WHAT TO DO
Check every line of the material for the word "夫夫先生". Copy those that have it.
______
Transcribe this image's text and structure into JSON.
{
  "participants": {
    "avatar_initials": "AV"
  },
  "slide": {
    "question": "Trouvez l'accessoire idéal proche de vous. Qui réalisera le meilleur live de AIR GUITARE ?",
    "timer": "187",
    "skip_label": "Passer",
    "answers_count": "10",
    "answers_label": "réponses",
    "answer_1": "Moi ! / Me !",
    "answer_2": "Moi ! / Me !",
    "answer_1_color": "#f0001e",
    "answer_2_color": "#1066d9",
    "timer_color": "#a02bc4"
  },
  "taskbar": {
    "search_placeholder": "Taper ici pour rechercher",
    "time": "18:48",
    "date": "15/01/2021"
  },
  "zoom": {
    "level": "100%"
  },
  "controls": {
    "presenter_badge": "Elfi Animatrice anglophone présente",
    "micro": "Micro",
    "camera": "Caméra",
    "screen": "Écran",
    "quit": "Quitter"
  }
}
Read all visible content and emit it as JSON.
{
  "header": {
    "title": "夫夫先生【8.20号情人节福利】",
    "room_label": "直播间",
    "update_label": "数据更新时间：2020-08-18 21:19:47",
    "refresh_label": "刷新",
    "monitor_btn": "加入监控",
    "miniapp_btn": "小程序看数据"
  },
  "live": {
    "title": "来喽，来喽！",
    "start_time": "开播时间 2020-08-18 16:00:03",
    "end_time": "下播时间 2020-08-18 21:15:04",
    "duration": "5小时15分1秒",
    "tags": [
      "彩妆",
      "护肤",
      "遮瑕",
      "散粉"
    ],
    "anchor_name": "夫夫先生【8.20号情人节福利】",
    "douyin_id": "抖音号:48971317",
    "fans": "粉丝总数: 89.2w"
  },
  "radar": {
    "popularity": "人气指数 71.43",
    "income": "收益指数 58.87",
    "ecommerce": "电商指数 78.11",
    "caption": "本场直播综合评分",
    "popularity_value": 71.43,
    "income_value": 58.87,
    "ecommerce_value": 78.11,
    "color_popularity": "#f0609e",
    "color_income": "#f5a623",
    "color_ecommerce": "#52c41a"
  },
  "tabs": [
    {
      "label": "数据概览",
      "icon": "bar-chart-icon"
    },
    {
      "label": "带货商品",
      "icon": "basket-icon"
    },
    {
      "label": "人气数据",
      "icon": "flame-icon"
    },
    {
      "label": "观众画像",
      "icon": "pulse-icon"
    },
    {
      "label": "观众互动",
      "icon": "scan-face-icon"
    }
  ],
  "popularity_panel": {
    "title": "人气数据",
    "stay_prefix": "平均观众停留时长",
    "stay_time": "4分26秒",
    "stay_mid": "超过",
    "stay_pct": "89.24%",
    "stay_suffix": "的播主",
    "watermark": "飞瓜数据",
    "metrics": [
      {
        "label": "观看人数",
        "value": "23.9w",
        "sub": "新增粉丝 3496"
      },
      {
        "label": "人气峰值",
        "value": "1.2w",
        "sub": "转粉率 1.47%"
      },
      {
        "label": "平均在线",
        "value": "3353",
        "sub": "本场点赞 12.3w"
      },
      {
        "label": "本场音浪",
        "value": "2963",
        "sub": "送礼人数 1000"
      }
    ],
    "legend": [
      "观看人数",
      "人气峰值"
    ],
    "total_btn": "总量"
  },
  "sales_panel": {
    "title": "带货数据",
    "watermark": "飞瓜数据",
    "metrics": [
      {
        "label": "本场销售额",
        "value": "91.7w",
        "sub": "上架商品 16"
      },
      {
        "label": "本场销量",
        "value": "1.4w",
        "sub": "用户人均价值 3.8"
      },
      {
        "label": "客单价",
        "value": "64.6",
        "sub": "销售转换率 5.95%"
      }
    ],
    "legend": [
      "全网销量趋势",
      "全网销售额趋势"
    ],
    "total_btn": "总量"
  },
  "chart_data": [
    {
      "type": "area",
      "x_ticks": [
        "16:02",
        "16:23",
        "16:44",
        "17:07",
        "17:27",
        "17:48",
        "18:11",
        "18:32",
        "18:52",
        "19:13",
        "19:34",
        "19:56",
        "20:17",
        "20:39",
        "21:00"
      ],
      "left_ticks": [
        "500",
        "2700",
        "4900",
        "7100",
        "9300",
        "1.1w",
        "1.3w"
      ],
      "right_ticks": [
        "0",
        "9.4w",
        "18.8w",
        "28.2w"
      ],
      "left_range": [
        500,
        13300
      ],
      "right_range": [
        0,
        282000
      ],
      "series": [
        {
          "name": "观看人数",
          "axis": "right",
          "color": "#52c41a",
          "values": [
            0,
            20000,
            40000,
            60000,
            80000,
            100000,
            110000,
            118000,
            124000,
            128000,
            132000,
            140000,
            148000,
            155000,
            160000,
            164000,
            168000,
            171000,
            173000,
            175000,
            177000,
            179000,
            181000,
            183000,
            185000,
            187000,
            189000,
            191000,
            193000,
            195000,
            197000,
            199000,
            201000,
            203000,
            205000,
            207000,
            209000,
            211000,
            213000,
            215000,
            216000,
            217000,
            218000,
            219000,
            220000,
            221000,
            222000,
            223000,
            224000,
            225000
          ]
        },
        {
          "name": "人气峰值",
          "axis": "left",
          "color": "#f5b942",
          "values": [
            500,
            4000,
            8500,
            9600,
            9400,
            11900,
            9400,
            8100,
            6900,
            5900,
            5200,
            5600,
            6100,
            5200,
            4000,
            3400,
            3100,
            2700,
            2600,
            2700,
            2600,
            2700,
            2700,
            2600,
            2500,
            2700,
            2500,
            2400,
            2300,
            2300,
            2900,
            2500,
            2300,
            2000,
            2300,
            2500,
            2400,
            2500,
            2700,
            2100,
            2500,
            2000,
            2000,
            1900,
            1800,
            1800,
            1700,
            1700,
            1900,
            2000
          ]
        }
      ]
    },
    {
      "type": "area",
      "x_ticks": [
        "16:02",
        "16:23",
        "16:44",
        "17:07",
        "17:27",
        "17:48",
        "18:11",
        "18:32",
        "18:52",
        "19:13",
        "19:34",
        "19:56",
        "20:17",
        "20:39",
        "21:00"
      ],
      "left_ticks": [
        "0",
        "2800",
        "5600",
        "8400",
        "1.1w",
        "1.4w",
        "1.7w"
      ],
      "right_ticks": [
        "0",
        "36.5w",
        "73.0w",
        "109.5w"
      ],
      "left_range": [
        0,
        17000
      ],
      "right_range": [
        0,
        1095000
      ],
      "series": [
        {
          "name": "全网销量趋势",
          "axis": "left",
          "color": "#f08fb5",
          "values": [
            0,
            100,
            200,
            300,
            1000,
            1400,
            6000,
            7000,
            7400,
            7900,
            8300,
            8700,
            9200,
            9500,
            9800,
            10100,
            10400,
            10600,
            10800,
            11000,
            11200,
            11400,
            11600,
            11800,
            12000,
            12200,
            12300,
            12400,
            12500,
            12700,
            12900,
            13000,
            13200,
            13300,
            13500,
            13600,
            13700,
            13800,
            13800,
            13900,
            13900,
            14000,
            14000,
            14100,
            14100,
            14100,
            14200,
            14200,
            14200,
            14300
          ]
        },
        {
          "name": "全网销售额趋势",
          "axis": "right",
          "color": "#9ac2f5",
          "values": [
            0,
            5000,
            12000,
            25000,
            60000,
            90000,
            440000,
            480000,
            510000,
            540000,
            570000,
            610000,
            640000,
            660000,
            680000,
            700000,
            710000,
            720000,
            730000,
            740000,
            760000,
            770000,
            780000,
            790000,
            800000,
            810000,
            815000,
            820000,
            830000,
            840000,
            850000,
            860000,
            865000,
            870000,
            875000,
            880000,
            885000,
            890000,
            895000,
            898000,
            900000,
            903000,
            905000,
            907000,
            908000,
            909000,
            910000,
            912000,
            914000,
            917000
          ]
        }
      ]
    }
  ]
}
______
SOLUTION FOR THIS EXERCISE
    "title": "夫夫先生【8.20号情人节福利】",
    "anchor_name": "夫夫先生【8.20号情人节福利】",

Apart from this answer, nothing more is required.